The expected output is every entry that follows, reproduced exactly.

Excerpts from an interface dataset
·····
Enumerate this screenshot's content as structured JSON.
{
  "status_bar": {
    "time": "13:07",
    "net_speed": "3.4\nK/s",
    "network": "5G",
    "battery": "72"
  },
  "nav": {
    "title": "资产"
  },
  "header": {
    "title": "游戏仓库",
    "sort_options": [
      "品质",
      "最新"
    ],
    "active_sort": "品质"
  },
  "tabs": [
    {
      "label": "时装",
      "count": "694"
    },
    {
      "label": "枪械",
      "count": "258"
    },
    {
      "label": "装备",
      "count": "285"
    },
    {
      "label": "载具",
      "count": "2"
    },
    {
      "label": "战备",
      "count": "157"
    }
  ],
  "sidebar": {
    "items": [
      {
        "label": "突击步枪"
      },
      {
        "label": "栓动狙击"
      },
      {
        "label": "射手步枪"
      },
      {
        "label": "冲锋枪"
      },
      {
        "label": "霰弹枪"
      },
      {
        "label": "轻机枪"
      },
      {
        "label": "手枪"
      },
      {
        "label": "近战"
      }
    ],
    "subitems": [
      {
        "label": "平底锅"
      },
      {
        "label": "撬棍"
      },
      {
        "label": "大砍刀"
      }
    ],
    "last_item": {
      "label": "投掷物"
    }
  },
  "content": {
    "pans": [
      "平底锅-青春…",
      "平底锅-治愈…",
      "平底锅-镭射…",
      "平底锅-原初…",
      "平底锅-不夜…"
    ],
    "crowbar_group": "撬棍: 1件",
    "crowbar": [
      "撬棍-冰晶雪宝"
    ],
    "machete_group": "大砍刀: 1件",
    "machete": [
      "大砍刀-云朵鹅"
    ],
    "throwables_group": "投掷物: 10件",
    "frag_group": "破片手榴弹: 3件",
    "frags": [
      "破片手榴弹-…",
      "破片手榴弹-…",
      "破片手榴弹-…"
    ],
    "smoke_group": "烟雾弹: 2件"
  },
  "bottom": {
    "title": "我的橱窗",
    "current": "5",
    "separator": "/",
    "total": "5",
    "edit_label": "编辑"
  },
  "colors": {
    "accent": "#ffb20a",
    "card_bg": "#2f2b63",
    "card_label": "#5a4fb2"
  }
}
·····
Task solution →
Enumerate this screenshot's content as structured JSON.
{
  "status_bar": {
    "time": "13:07",
    "net_speed": "3.4\nK/s",
    "network": "5G",
    "battery": "72"
  },
  "nav": {
    "title": "资产"
  },
  "header": {
    "title": "游戏仓库",
    "sort_options": [
      "品质",
      "最新"
    ],
    "active_sort": "品质"
  },
  "tabs": [
    {
      "label": "时装",
      "count": "694"
    },
    {
      "label": "枪械",
      "count": "258"
    },
    {
      "label": "装备",
      "count": "285"
    },
    {
      "label": "载具",
      "count": "2"
    },
    {
      "label": "战备",
      "count": "157"
    }
  ],
  "sidebar": {
    "items": [
      {
        "label": "突击步枪"
      },
      {
        "label": "栓动狙击"
      },
      {
        "label": "射手步枪"
      },
      {
        "label": "冲锋枪"
      },
      {
        "label": "霰弹枪"
      },
      {
        "label": "轻机枪"
      },
      {
        "label": "手枪"
      },
      {
        "label": "近战"
      }
    ],
    "subitems": [
      {
        "label": "平底锅"
      },
      {
        "label": "撬棍"
      },
      {
        "label": "大砍刀"
      }
    ],
    "last_item": {
      "label": "投掷物"
    }
  },
  "content": {
    "pans": [
      "平底锅-青春…",
      "平底锅-治愈…",
      "平底锅-镭射…",
      "平底锅-原初…",
      "平底锅-不夜…"
    ],
    "crowbar_group": "撬棍: 1件",
    "crowbar": [
      "撬棍-冰晶雪宝"
    ],
    "machete_group": "大砍刀: 1件",
    "machete": [
      "大砍刀-云朵鹅"
    ],
    "throwables_group": "投掷物: 10件",
    "frag_group": "破片手榴弹: 3件",
    "frags": [
      "破片手榴弹-…",
      "破片手榴弹-…",
      "破片手榴弹-…"
    ],
    "smoke_group": "烟雾弹: 2件"
  },
  "bottom": {
    "title": "我的橱窗",
    "current": "5",
    "separator": "/",
    "total": "5",
    "edit_label": "编辑"
  },
  "colors": {
    "accent": "#ffb20a",
    "card_bg": "#2f2b63",
    "card_label": "#5a4fb2"
  }
}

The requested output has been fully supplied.